Even in Afghanistan and Pakistan, the Saudis are caught between two unappealing options: side with the Taliban, as they did during the Taliban’s rule in the 1990s, and risk empowering al Qaeda-led jihadists, or oppose the Taliban and thus help Iran expand its influence in the area.
While the Saudis have time to deal with a number of these external challenges, they do not enjoy that same luxury in their domestic affairs. The Saudis have been largely successful in containing the threat from al Qaeda, but they have had to engage in radical reforms, spearheaded by King Abdullah, in order to do so. These include scaling back the powers of the religious establishment, expanding the public space for women, changing the educational sector and undertaking other social reforms.
These moves have led to a growing moderate-conservative divide at both the level of state and society and have galvanized those calling for further socio-political reforms as well as the significant Shia minority that seeks to exploit the opening provided by the reform process. These domestic issues have been magnified exponentially given the Arab unrest. In addition to the growing Shia protests in parts of the Eastern Province, there are reports of student unrest in the southwestern province of Asir.
There are also early signs of mainstream Saudis trying to mobilize in other parts of the kingdom — at least over the Internet.

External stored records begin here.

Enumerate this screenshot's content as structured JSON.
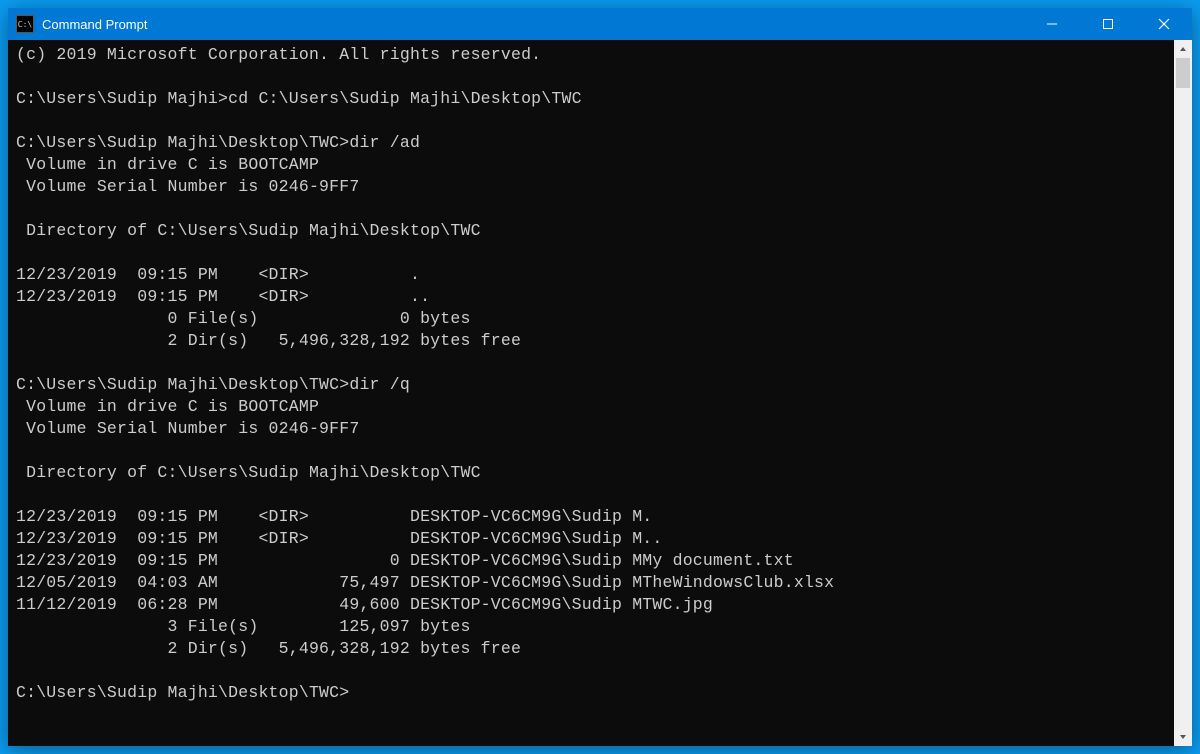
{
  "window": {
    "title": "Command Prompt",
    "icon_label": "C:\\"
  },
  "terminal": {
    "lines": [
      "(c) 2019 Microsoft Corporation. All rights reserved.",
      "",
      "C:\\Users\\Sudip Majhi>cd C:\\Users\\Sudip Majhi\\Desktop\\TWC",
      "",
      "C:\\Users\\Sudip Majhi\\Desktop\\TWC>dir /ad",
      " Volume in drive C is BOOTCAMP",
      " Volume Serial Number is 0246-9FF7",
      "",
      " Directory of C:\\Users\\Sudip Majhi\\Desktop\\TWC",
      "",
      "12/23/2019  09:15 PM    <DIR>          .",
      "12/23/2019  09:15 PM    <DIR>          ..",
      "               0 File(s)              0 bytes",
      "               2 Dir(s)   5,496,328,192 bytes free",
      "",
      "C:\\Users\\Sudip Majhi\\Desktop\\TWC>dir /q",
      " Volume in drive C is BOOTCAMP",
      " Volume Serial Number is 0246-9FF7",
      "",
      " Directory of C:\\Users\\Sudip Majhi\\Desktop\\TWC",
      "",
      "12/23/2019  09:15 PM    <DIR>          DESKTOP-VC6CM9G\\Sudip M.",
      "12/23/2019  09:15 PM    <DIR>          DESKTOP-VC6CM9G\\Sudip M..",
      "12/23/2019  09:15 PM                 0 DESKTOP-VC6CM9G\\Sudip MMy document.txt",
      "12/05/2019  04:03 AM            75,497 DESKTOP-VC6CM9G\\Sudip MTheWindowsClub.xlsx",
      "11/12/2019  06:28 PM            49,600 DESKTOP-VC6CM9G\\Sudip MTWC.jpg",
      "               3 File(s)        125,097 bytes",
      "               2 Dir(s)   5,496,328,192 bytes free",
      "",
      "C:\\Users\\Sudip Majhi\\Desktop\\TWC>"
    ]
  }
}
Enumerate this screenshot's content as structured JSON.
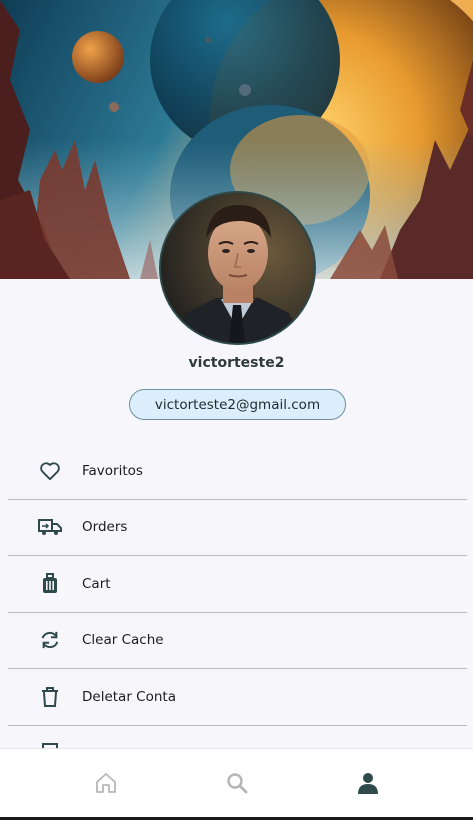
{
  "profile": {
    "username": "victorteste2",
    "email": "victorteste2@gmail.com"
  },
  "menu": {
    "items": [
      {
        "label": "Favoritos",
        "icon": "heart-icon"
      },
      {
        "label": "Orders",
        "icon": "truck-icon"
      },
      {
        "label": "Cart",
        "icon": "luggage-icon"
      },
      {
        "label": "Clear Cache",
        "icon": "refresh-icon"
      },
      {
        "label": "Deletar Conta",
        "icon": "trash-icon"
      }
    ]
  },
  "bottom_nav": {
    "items": [
      {
        "icon": "home-icon",
        "active": false
      },
      {
        "icon": "search-icon",
        "active": false
      },
      {
        "icon": "person-icon",
        "active": true
      }
    ]
  },
  "colors": {
    "accent": "#2f4a4a",
    "inactive": "#b7b7b7",
    "email_chip_bg": "#dceefb",
    "page_bg": "#f7f6fa"
  }
}
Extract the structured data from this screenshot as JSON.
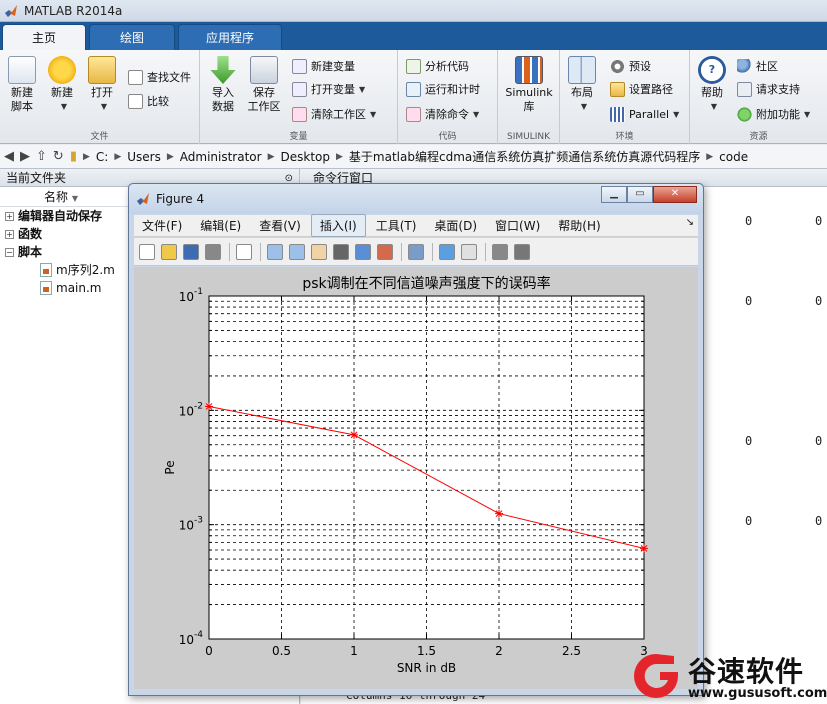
{
  "app": {
    "title": "MATLAB R2014a"
  },
  "tabs": [
    {
      "label": "主页"
    },
    {
      "label": "绘图"
    },
    {
      "label": "应用程序"
    }
  ],
  "ribbon": {
    "file_group": {
      "label": "文件",
      "new_script": "新建\n脚本",
      "new": "新建",
      "open": "打开",
      "find_files": "查找文件",
      "compare": "比较"
    },
    "variable_group": {
      "label": "变量",
      "import_data": "导入\n数据",
      "save_workspace": "保存\n工作区",
      "new_variable": "新建变量",
      "open_variable": "打开变量",
      "clear_workspace": "清除工作区"
    },
    "code_group": {
      "label": "代码",
      "analyze_code": "分析代码",
      "run_and_time": "运行和计时",
      "clear_commands": "清除命令"
    },
    "simulink_group": {
      "label": "SIMULINK",
      "simulink_library": "Simulink\n库"
    },
    "environment_group": {
      "label": "环境",
      "layout": "布局",
      "preferences": "预设",
      "set_path": "设置路径",
      "parallel": "Parallel"
    },
    "resources_group": {
      "label": "资源",
      "help": "帮助",
      "community": "社区",
      "request_support": "请求支持",
      "add_ons": "附加功能"
    }
  },
  "address": {
    "crumbs": [
      "C:",
      "Users",
      "Administrator",
      "Desktop",
      "基于matlab编程cdma通信系统仿真扩频通信系统仿真源代码程序",
      "code"
    ]
  },
  "file_panel": {
    "title": "当前文件夹",
    "column_name": "名称",
    "sort_indicator": "▼",
    "items": [
      {
        "label": "编辑器自动保存",
        "expander": "+"
      },
      {
        "label": "函数",
        "expander": "+"
      },
      {
        "label": "脚本",
        "expander": "−"
      }
    ],
    "files": [
      {
        "label": "m序列2.m"
      },
      {
        "label": "main.m"
      }
    ]
  },
  "command_window": {
    "title": "命令行窗口",
    "values": [
      "0",
      "0",
      "0",
      "0",
      "0",
      "0",
      "0",
      "0"
    ],
    "footer": "Columns 16 through 24"
  },
  "figure": {
    "title": "Figure 4",
    "menus": [
      "文件(F)",
      "编辑(E)",
      "查看(V)",
      "插入(I)",
      "工具(T)",
      "桌面(D)",
      "窗口(W)",
      "帮助(H)"
    ],
    "toolbar_icons": [
      "new-figure-icon",
      "open-file-icon",
      "save-icon",
      "print-icon",
      "pointer-icon",
      "zoom-in-icon",
      "zoom-out-icon",
      "pan-hand-icon",
      "rotate-3d-icon",
      "data-cursor-icon",
      "brush-icon",
      "link-plot-icon",
      "colorbar-icon",
      "legend-icon",
      "hide-plot-tools-icon",
      "show-plot-tools-icon"
    ]
  },
  "chart_data": {
    "type": "line",
    "title": "psk调制在不同信道噪声强度下的误码率",
    "xlabel": "SNR in dB",
    "ylabel": "Pe",
    "xlim": [
      0,
      3
    ],
    "ylim": [
      0.0001,
      0.1
    ],
    "yscale": "log",
    "xticks": [
      "0",
      "0.5",
      "1",
      "1.5",
      "2",
      "2.5",
      "3"
    ],
    "yticks": [
      {
        "base": "10",
        "exp": "-1",
        "value": 0.1
      },
      {
        "base": "10",
        "exp": "-2",
        "value": 0.01
      },
      {
        "base": "10",
        "exp": "-3",
        "value": 0.001
      },
      {
        "base": "10",
        "exp": "-4",
        "value": 0.0001
      }
    ],
    "grid": true,
    "series": [
      {
        "color": "#ff0000",
        "marker": "*",
        "x": [
          0,
          1,
          2,
          3
        ],
        "y": [
          0.0108,
          0.0061,
          0.00125,
          0.00062
        ]
      }
    ]
  },
  "watermark": {
    "name": "谷速软件",
    "url": "www.gususoft.com"
  },
  "colors": {
    "ribbon_tab_bar": "#1d5a9c",
    "plot_line": "#ff0000",
    "figure_bg": "#cccccc"
  }
}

It is difficult for the Saudi authorities to prevent a large university-educated youth population — a large segment of which is unemployed — from being affected by the new protest norm in the region.
Complicating this situation are fears of the religious establishment that the new regional climate is weakening its influence, especially if the government moves to engage in additional reforms. While thus far the Saudis have been able to control prominent Muslim scholars, known as the ulema class, especially with the limits on who can issue fatwas, the potential for backlash from the ulema remains. At the very least, the ulema will support more conservative factions in any power struggle.
All of these issues further complicate the Saudis’ venture into uncharted territory insofar as leadership changes are concerned. There are several princes who have already distinguished themselves as likely key players in a future Saudi regime. These include intelligence chief Prince Muqrin, the youngest living son of the founder and a member of the Allegiance Council; Prince Khalid bin Faisal, the governor of Mecca province; Prince Mitab bin Abdullah, the new commander of SANG; and Assistant Interior Minister Prince Mohammed bin Naif, the kingdom’s counterterrorism chief and head of the de-radicalization program designed to reintegrate repentant jihadists.
Stratfor is thus watching this issue very closely for any movement on the part of the untested Allegiance Council, which is expected to choose a crown prince and king as per the new succession law in the event of the death of the incumbents. Salman could take over as Crown Prince, but he is seen as the last of the major princes, which means it will be important to see who among the grandsons of the founder of the modern kingdom will emerge as key stakeholders in the Saudi system. But in the end, the real issue is whether the historically resilient Saudi monarchy will be able to continue to demonstrate resilience moving forward.